Forward selected messages to syslogd on the host named by hostname.

Write selected messages to the comma-separated list of users if they are logged in.

Write selected messages to all logged-in users.


Messages from several facilities at different priority levels may be selected. Semicolons are used to separate the facilities that are at different priority levels. This example selects messages from all facilities at the emerg level, and messages from the mail and daemon facilities at the crit level or higher:
   *.emerg;mail,daemon.crit	action
Send all messages except mail messages to the specified absolute pathname:
   *.debug;mail.none	pathname
Log all kernel messages and 20 minute timemarks to the system console:
   kern,mark.debug	/dev/console
Log all notice (or higher) level messages and all mail system messages except debug messages to /usr/adm/syslog:
   *.notice;	/usr/adm/syslog
Log all critical or higher priority messages to /usr/adm/critical:
   *.crit	/usr/adm/critical
Forward error or higher priority messages from the kernel to laidbak:
   kern.err	@laidbak
Inform all users of any emergency or higher priority messages:
   *.emerg	*
Inform the users wmv and stevea of any alert or higher priority messages:
   *.alert	wmv, stevea
Inform the user maf of any alert or higher priority message, or any warning message or higher priority from the authorization subsystem:
   *.alert;auth.warning	maf


The maximum line length that can be read from the configuration file is 1023 characters.

The maximum message line length is 119 characters.


character device used to read kernel error messages

FIFO device used to read local logging requests

configuration file

syslogd process ID

special device to which syslogd binds UNIX domain sockets

log for error messages

log for device initialization messages

default log file

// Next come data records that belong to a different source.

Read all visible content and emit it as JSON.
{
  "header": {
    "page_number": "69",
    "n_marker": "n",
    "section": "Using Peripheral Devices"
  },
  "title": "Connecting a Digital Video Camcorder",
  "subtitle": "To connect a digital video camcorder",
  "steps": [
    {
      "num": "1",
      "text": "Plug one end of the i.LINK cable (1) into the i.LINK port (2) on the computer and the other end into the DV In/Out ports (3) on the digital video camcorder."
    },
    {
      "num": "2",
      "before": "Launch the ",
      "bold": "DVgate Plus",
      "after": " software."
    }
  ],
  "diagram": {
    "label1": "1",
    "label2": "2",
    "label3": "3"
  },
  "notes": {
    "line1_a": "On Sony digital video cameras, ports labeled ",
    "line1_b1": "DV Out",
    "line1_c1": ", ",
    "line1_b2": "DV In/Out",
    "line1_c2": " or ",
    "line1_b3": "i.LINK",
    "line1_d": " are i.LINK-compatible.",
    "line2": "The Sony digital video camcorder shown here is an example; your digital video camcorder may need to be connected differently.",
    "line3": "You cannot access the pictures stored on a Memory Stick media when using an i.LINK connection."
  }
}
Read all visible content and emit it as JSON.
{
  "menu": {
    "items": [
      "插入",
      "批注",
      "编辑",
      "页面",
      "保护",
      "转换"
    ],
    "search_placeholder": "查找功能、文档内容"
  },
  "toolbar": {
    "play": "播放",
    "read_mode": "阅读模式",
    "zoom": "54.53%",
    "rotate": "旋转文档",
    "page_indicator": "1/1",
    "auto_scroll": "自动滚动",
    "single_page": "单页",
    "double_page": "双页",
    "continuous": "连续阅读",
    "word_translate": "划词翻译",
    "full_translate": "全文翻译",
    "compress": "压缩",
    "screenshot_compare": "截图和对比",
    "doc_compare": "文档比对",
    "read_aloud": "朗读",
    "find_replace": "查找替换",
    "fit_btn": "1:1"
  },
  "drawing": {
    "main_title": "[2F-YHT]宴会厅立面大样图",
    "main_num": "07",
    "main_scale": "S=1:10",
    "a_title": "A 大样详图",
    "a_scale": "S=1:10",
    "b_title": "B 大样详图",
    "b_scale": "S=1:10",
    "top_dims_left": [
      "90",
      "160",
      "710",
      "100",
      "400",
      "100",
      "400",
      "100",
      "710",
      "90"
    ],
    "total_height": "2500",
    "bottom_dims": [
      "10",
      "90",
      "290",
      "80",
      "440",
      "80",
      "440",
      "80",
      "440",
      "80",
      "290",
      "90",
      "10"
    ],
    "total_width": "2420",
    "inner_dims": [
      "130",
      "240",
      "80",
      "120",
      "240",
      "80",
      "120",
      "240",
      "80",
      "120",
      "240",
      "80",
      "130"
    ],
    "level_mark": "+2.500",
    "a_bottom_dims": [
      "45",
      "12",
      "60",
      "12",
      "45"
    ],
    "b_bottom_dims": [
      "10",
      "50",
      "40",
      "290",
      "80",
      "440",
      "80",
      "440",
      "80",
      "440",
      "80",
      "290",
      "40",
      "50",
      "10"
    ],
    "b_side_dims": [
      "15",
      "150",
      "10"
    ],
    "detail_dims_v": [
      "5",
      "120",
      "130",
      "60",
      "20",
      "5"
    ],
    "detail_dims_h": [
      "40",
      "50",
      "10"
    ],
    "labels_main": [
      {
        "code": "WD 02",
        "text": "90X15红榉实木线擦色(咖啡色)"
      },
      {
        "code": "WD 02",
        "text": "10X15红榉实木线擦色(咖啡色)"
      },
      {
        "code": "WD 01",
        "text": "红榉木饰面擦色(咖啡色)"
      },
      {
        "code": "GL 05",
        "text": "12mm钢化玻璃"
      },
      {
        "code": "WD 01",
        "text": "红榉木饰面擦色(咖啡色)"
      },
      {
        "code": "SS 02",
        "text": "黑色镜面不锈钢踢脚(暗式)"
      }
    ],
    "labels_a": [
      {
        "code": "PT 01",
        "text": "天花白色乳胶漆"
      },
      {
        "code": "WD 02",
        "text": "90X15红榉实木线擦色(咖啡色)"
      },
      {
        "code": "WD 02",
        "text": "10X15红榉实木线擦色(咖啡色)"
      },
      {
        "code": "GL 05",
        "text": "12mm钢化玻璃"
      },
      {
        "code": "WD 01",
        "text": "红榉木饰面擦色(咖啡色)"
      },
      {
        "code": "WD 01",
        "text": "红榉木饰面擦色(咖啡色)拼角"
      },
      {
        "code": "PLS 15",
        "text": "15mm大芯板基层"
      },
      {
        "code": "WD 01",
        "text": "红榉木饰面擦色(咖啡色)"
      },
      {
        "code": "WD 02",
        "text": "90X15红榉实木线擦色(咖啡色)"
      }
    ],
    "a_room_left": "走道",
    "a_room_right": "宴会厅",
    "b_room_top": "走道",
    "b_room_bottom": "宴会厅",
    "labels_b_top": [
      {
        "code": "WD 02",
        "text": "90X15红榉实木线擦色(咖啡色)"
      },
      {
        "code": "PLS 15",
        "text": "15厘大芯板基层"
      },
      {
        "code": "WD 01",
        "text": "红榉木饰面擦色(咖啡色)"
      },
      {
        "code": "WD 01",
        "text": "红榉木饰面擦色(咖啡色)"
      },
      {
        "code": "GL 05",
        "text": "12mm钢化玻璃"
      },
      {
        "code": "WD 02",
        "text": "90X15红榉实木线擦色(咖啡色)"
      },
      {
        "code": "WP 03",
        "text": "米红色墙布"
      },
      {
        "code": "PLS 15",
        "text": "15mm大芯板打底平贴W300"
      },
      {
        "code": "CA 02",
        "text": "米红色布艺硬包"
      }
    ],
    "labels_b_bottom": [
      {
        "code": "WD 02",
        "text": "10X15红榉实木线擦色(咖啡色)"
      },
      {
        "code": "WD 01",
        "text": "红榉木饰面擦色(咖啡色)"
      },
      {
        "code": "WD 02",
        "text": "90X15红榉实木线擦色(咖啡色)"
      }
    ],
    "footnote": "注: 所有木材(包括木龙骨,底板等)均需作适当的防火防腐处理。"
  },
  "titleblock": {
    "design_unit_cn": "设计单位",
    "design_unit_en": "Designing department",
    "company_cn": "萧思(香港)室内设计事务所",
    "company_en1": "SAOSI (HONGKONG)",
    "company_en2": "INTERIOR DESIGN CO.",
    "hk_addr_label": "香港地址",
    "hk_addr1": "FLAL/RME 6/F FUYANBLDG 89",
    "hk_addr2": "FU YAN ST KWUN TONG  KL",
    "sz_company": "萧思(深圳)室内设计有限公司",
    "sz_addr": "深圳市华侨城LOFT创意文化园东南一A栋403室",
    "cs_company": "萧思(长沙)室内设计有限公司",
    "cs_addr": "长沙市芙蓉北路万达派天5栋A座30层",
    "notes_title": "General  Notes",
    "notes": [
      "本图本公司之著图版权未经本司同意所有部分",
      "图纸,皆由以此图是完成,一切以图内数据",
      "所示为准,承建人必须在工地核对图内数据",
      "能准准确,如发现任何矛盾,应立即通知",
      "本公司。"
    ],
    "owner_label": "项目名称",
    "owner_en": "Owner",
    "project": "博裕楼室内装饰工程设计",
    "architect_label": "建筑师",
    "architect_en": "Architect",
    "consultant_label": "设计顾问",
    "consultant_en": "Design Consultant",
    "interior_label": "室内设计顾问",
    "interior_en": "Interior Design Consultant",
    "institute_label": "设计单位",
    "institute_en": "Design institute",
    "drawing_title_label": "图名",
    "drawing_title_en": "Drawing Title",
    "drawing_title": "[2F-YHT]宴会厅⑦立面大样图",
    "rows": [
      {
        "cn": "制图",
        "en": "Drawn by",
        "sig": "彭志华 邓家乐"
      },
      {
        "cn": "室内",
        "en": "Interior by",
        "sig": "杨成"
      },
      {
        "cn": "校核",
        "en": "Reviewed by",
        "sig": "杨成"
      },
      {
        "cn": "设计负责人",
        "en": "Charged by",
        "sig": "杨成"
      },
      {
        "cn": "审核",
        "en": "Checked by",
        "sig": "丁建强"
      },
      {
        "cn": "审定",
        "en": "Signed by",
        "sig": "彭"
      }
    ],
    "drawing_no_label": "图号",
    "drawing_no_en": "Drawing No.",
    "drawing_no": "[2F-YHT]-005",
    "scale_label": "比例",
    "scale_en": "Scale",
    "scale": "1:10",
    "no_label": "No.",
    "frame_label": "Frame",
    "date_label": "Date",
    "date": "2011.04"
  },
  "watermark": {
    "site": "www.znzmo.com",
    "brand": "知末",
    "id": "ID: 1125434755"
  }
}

See also

bcheckrc(ADM), error(HW), logger(C), syslog(SLIB-osr5)
© 2005 The SCO Group, Inc. All rights reserved.
SCO OpenServer Release 6.0.0 -- 03 June 2005